Task item →
Where an entry below contains an image, skip the image and reproduce the rest exactly.

── Data provided ──

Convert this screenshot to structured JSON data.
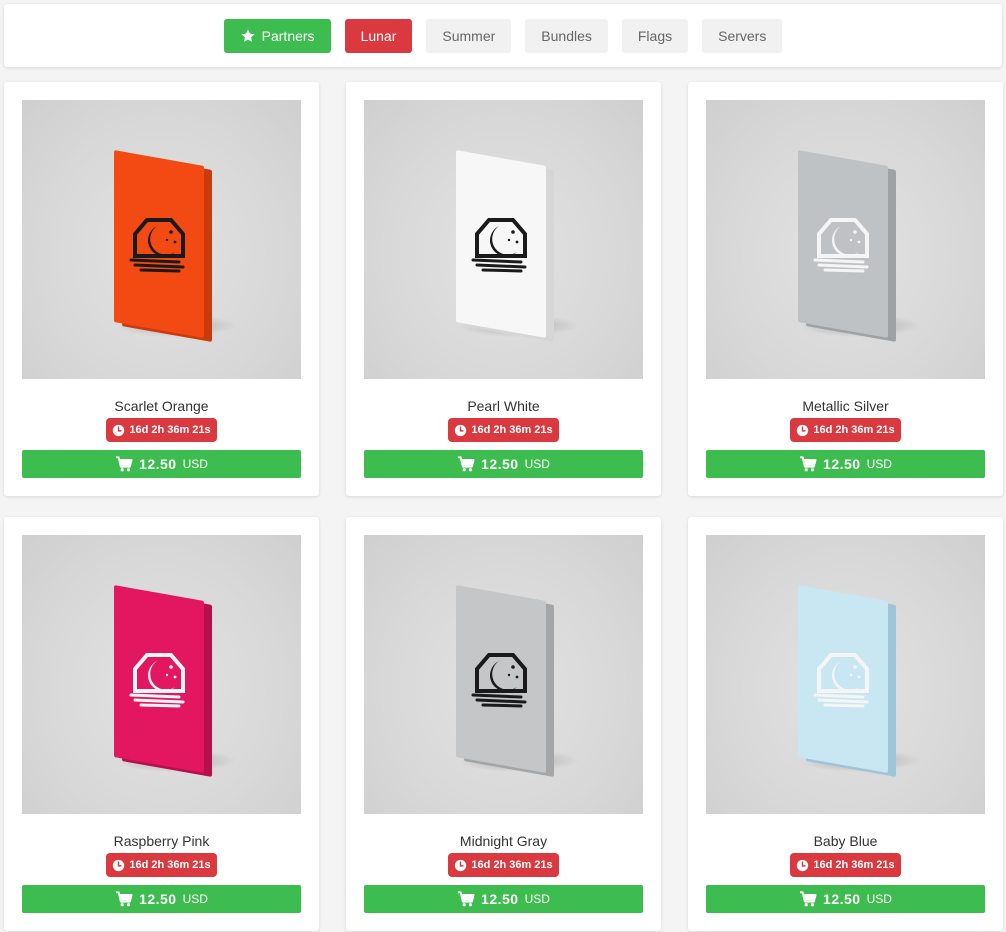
{
  "tabs": [
    {
      "label": "Partners",
      "icon": "star-icon",
      "state": "partners"
    },
    {
      "label": "Lunar",
      "state": "active"
    },
    {
      "label": "Summer",
      "state": "inactive"
    },
    {
      "label": "Bundles",
      "state": "inactive"
    },
    {
      "label": "Flags",
      "state": "inactive"
    },
    {
      "label": "Servers",
      "state": "inactive"
    }
  ],
  "colors": {
    "green": "#3dbd4f",
    "red": "#d9393f"
  },
  "products": [
    {
      "name": "Scarlet Orange",
      "timer": "16d 2h 36m 21s",
      "price": "12.50",
      "currency": "USD",
      "tile_color": "#f24a12",
      "tile_edge": "#c93a0c",
      "logo_color": "#1a1a1a"
    },
    {
      "name": "Pearl White",
      "timer": "16d 2h 36m 21s",
      "price": "12.50",
      "currency": "USD",
      "tile_color": "#f7f7f7",
      "tile_edge": "#d6d6d6",
      "logo_color": "#1a1a1a"
    },
    {
      "name": "Metallic Silver",
      "timer": "16d 2h 36m 21s",
      "price": "12.50",
      "currency": "USD",
      "tile_color": "#bfc2c4",
      "tile_edge": "#9fa2a4",
      "logo_color": "#f5f5f5"
    },
    {
      "name": "Raspberry Pink",
      "timer": "16d 2h 36m 21s",
      "price": "12.50",
      "currency": "USD",
      "tile_color": "#e3175f",
      "tile_edge": "#b5104b",
      "logo_color": "#f5f5f5"
    },
    {
      "name": "Midnight Gray",
      "timer": "16d 2h 36m 21s",
      "price": "12.50",
      "currency": "USD",
      "tile_color": "#c4c6c8",
      "tile_edge": "#a3a5a7",
      "logo_color": "#1a1a1a"
    },
    {
      "name": "Baby Blue",
      "timer": "16d 2h 36m 21s",
      "price": "12.50",
      "currency": "USD",
      "tile_color": "#c9e6f3",
      "tile_edge": "#9fc6d6",
      "logo_color": "#f5f5f5"
    }
  ]
}
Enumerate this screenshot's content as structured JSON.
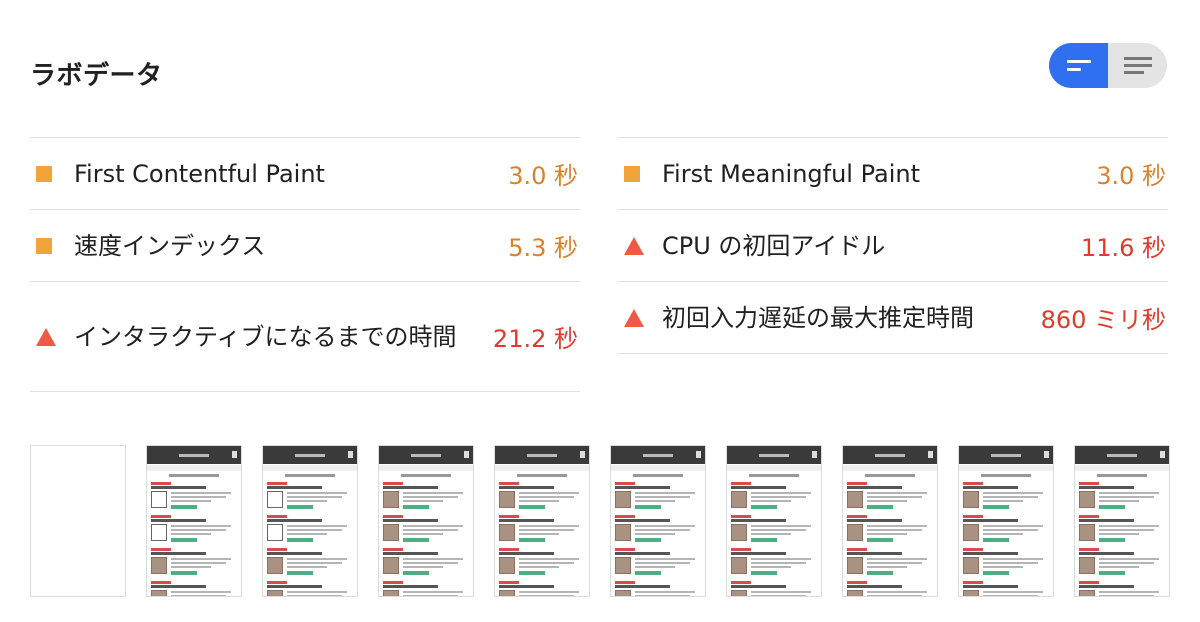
{
  "section": {
    "title": "ラボデータ"
  },
  "toggle": {
    "active_icon": "view-bars-icon",
    "inactive_icon": "view-list-icon"
  },
  "metrics_left": [
    {
      "label": "First Contentful Paint",
      "value": "3.0 秒",
      "status": "average",
      "icon": "average-square-icon"
    },
    {
      "label": "速度インデックス",
      "value": "5.3 秒",
      "status": "average",
      "icon": "average-square-icon"
    },
    {
      "label": "インタラクティブになるまでの時間",
      "value": "21.2 秒",
      "status": "fail",
      "icon": "fail-triangle-icon"
    }
  ],
  "metrics_right": [
    {
      "label": "First Meaningful Paint",
      "value": "3.0 秒",
      "status": "average",
      "icon": "average-square-icon"
    },
    {
      "label": "CPU の初回アイドル",
      "value": "11.6 秒",
      "status": "fail",
      "icon": "fail-triangle-icon"
    },
    {
      "label": "初回入力遅延の最大推定時間",
      "value": "860 ミリ秒",
      "status": "fail",
      "icon": "fail-triangle-icon"
    }
  ],
  "colors": {
    "average": "#f2a33a",
    "fail": "#ee5a44",
    "toggle_active": "#2f6ff0"
  },
  "filmstrip": {
    "frame_count": 10,
    "blank_frames": [
      0
    ],
    "frames_without_images": [
      1,
      2
    ]
  }
}
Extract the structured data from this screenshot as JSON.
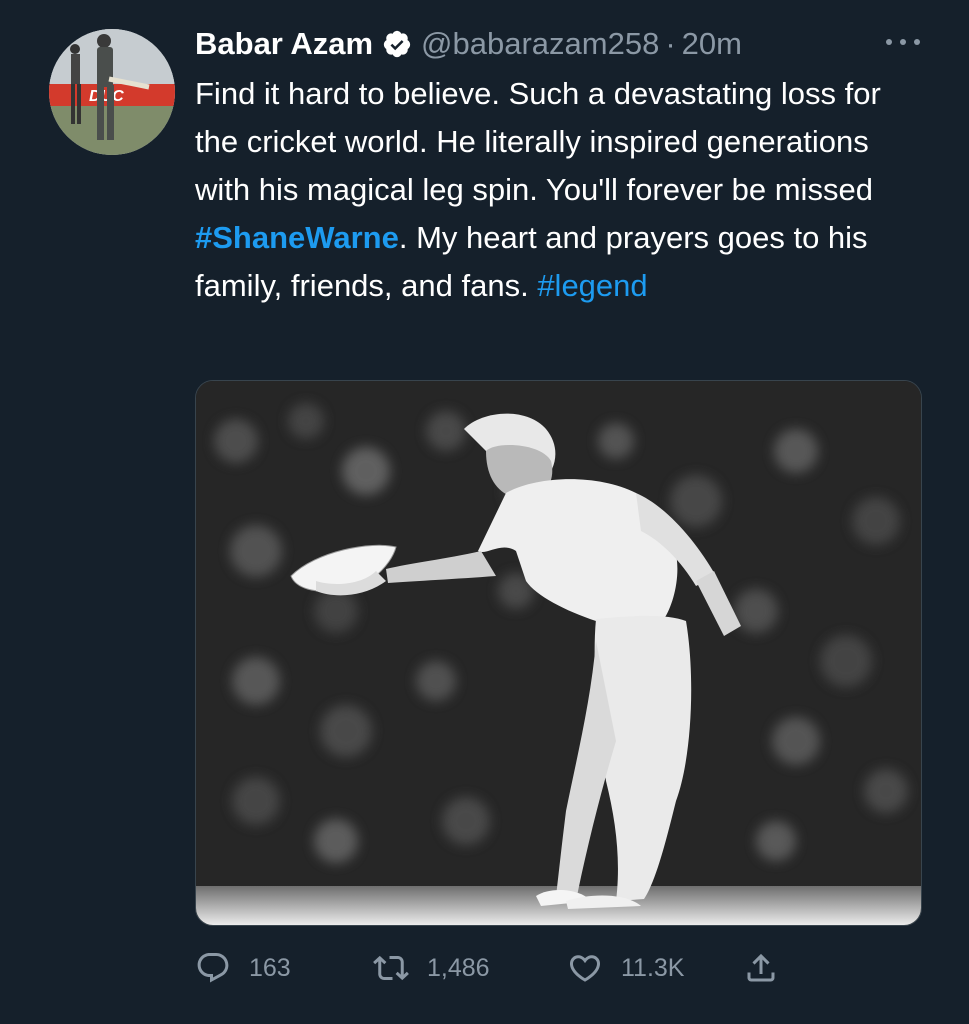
{
  "author": {
    "name": "Babar Azam",
    "verified": true,
    "handle": "@babarazam258",
    "separator": "·",
    "time": "20m"
  },
  "tweet": {
    "segments": [
      {
        "text": "Find it hard to believe. Such a devastating loss for the cricket world. He literally inspired generations with his magical leg spin. You'll forever be missed ",
        "kind": "plain"
      },
      {
        "text": "#ShaneWarne",
        "kind": "hashtag-bold"
      },
      {
        "text": ". My heart and prayers goes to his family, friends, and fans. ",
        "kind": "plain"
      },
      {
        "text": "#legend",
        "kind": "hashtag"
      }
    ]
  },
  "actions": {
    "replies": "163",
    "retweets": "1,486",
    "likes": "11.3K"
  },
  "icons": {
    "verified": "verified-badge-icon",
    "more": "more-icon",
    "reply": "reply-icon",
    "retweet": "retweet-icon",
    "like": "heart-icon",
    "share": "share-icon"
  },
  "colors": {
    "background": "#15202b",
    "text": "#ffffff",
    "secondary": "#8b98a5",
    "link": "#1d9bf0"
  }
}
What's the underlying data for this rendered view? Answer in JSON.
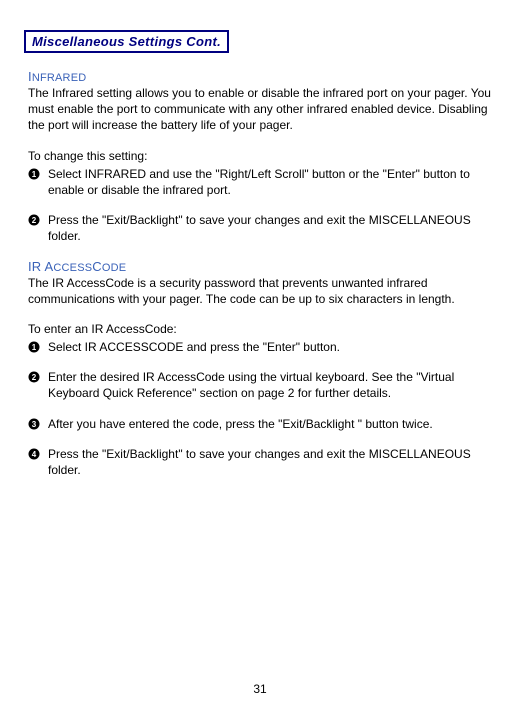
{
  "heading": "Miscellaneous Settings Cont.",
  "section1": {
    "title_cap1": "I",
    "title_rest1": "NFRARED",
    "para1": "The Infrared setting allows you to enable or disable the infrared port on your pager.  You must enable the port to communicate with any other infrared enabled device.  Disabling the port will increase the battery life of your pager.",
    "lead": "To change this setting:",
    "step1": "Select INFRARED and use the \"Right/Left Scroll\" button or the \"Enter\" button to enable or disable the infrared port.",
    "step2": "Press the \"Exit/Backlight\" to save your changes and exit the MISCELLANEOUS folder."
  },
  "section2": {
    "title_cap1": "IR A",
    "title_rest1": "CCESS",
    "title_cap2": "C",
    "title_rest2": "ODE",
    "para1": "The IR AccessCode is a security password that prevents unwanted infrared communications with your pager.  The code can be up to six characters in length.",
    "lead": "To enter an IR AccessCode:",
    "step1": "Select IR ACCESSCODE and press the \"Enter\" button.",
    "step2": "Enter the desired IR AccessCode using the virtual keyboard.  See the \"Virtual Keyboard Quick Reference\" section on page 2 for further details.",
    "step3": "After you have entered the code, press the \"Exit/Backlight \" button twice.",
    "step4": "Press the \"Exit/Backlight\" to save your changes and exit the MISCELLANEOUS folder."
  },
  "page_number": "31"
}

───

Answer to the problem →
Convert this screenshot to structured JSON data.
{
  "tabs": [
    {
      "label": "Partners",
      "icon": "star-icon",
      "state": "partners"
    },
    {
      "label": "Lunar",
      "state": "active"
    },
    {
      "label": "Summer",
      "state": "inactive"
    },
    {
      "label": "Bundles",
      "state": "inactive"
    },
    {
      "label": "Flags",
      "state": "inactive"
    },
    {
      "label": "Servers",
      "state": "inactive"
    }
  ],
  "colors": {
    "green": "#3dbd4f",
    "red": "#d9393f"
  },
  "products": [
    {
      "name": "Scarlet Orange",
      "timer": "16d 2h 36m 21s",
      "price": "12.50",
      "currency": "USD",
      "tile_color": "#f24a12",
      "tile_edge": "#c93a0c",
      "logo_color": "#1a1a1a"
    },
    {
      "name": "Pearl White",
      "timer": "16d 2h 36m 21s",
      "price": "12.50",
      "currency": "USD",
      "tile_color": "#f7f7f7",
      "tile_edge": "#d6d6d6",
      "logo_color": "#1a1a1a"
    },
    {
      "name": "Metallic Silver",
      "timer": "16d 2h 36m 21s",
      "price": "12.50",
      "currency": "USD",
      "tile_color": "#bfc2c4",
      "tile_edge": "#9fa2a4",
      "logo_color": "#f5f5f5"
    },
    {
      "name": "Raspberry Pink",
      "timer": "16d 2h 36m 21s",
      "price": "12.50",
      "currency": "USD",
      "tile_color": "#e3175f",
      "tile_edge": "#b5104b",
      "logo_color": "#f5f5f5"
    },
    {
      "name": "Midnight Gray",
      "timer": "16d 2h 36m 21s",
      "price": "12.50",
      "currency": "USD",
      "tile_color": "#c4c6c8",
      "tile_edge": "#a3a5a7",
      "logo_color": "#1a1a1a"
    },
    {
      "name": "Baby Blue",
      "timer": "16d 2h 36m 21s",
      "price": "12.50",
      "currency": "USD",
      "tile_color": "#c9e6f3",
      "tile_edge": "#9fc6d6",
      "logo_color": "#f5f5f5"
    }
  ]
}
Enumerate this screenshot's content as structured JSON.
{
  "section": {
    "title": "ラボデータ"
  },
  "toggle": {
    "active_icon": "view-bars-icon",
    "inactive_icon": "view-list-icon"
  },
  "metrics_left": [
    {
      "label": "First Contentful Paint",
      "value": "3.0 秒",
      "status": "average",
      "icon": "average-square-icon"
    },
    {
      "label": "速度インデックス",
      "value": "5.3 秒",
      "status": "average",
      "icon": "average-square-icon"
    },
    {
      "label": "インタラクティブになるまでの時間",
      "value": "21.2 秒",
      "status": "fail",
      "icon": "fail-triangle-icon"
    }
  ],
  "metrics_right": [
    {
      "label": "First Meaningful Paint",
      "value": "3.0 秒",
      "status": "average",
      "icon": "average-square-icon"
    },
    {
      "label": "CPU の初回アイドル",
      "value": "11.6 秒",
      "status": "fail",
      "icon": "fail-triangle-icon"
    },
    {
      "label": "初回入力遅延の最大推定時間",
      "value": "860 ミリ秒",
      "status": "fail",
      "icon": "fail-triangle-icon"
    }
  ],
  "colors": {
    "average": "#f2a33a",
    "fail": "#ee5a44",
    "toggle_active": "#2f6ff0"
  },
  "filmstrip": {
    "frame_count": 10,
    "blank_frames": [
      0
    ],
    "frames_without_images": [
      1,
      2
    ]
  }
}
Extract the structured data from this screenshot as JSON.
{
  "author": {
    "name": "Babar Azam",
    "verified": true,
    "handle": "@babarazam258",
    "separator": "·",
    "time": "20m"
  },
  "tweet": {
    "segments": [
      {
        "text": "Find it hard to believe. Such a devastating loss for the cricket world. He literally inspired generations with his magical leg spin. You'll forever be missed ",
        "kind": "plain"
      },
      {
        "text": "#ShaneWarne",
        "kind": "hashtag-bold"
      },
      {
        "text": ". My heart and prayers goes to his family, friends, and fans. ",
        "kind": "plain"
      },
      {
        "text": "#legend",
        "kind": "hashtag"
      }
    ]
  },
  "actions": {
    "replies": "163",
    "retweets": "1,486",
    "likes": "11.3K"
  },
  "icons": {
    "verified": "verified-badge-icon",
    "more": "more-icon",
    "reply": "reply-icon",
    "retweet": "retweet-icon",
    "like": "heart-icon",
    "share": "share-icon"
  },
  "colors": {
    "background": "#15202b",
    "text": "#ffffff",
    "secondary": "#8b98a5",
    "link": "#1d9bf0"
  }
}
What's the underlying data for this rendered view? Answer in JSON.
{
  "heading": "Miscellaneous Settings Cont.",
  "section1": {
    "title_cap1": "I",
    "title_rest1": "NFRARED",
    "para1": "The Infrared setting allows you to enable or disable the infrared port on your pager.  You must enable the port to communicate with any other infrared enabled device.  Disabling the port will increase the battery life of your pager.",
    "lead": "To change this setting:",
    "step1": "Select INFRARED and use the \"Right/Left Scroll\" button or the \"Enter\" button to enable or disable the infrared port.",
    "step2": "Press the \"Exit/Backlight\" to save your changes and exit the MISCELLANEOUS folder."
  },
  "section2": {
    "title_cap1": "IR A",
    "title_rest1": "CCESS",
    "title_cap2": "C",
    "title_rest2": "ODE",
    "para1": "The IR AccessCode is a security password that prevents unwanted infrared communications with your pager.  The code can be up to six characters in length.",
    "lead": "To enter an IR AccessCode:",
    "step1": "Select IR ACCESSCODE and press the \"Enter\" button.",
    "step2": "Enter the desired IR AccessCode using the virtual keyboard.  See the \"Virtual Keyboard Quick Reference\" section on page 2 for further details.",
    "step3": "After you have entered the code, press the \"Exit/Backlight \" button twice.",
    "step4": "Press the \"Exit/Backlight\" to save your changes and exit the MISCELLANEOUS folder."
  },
  "page_number": "31"
}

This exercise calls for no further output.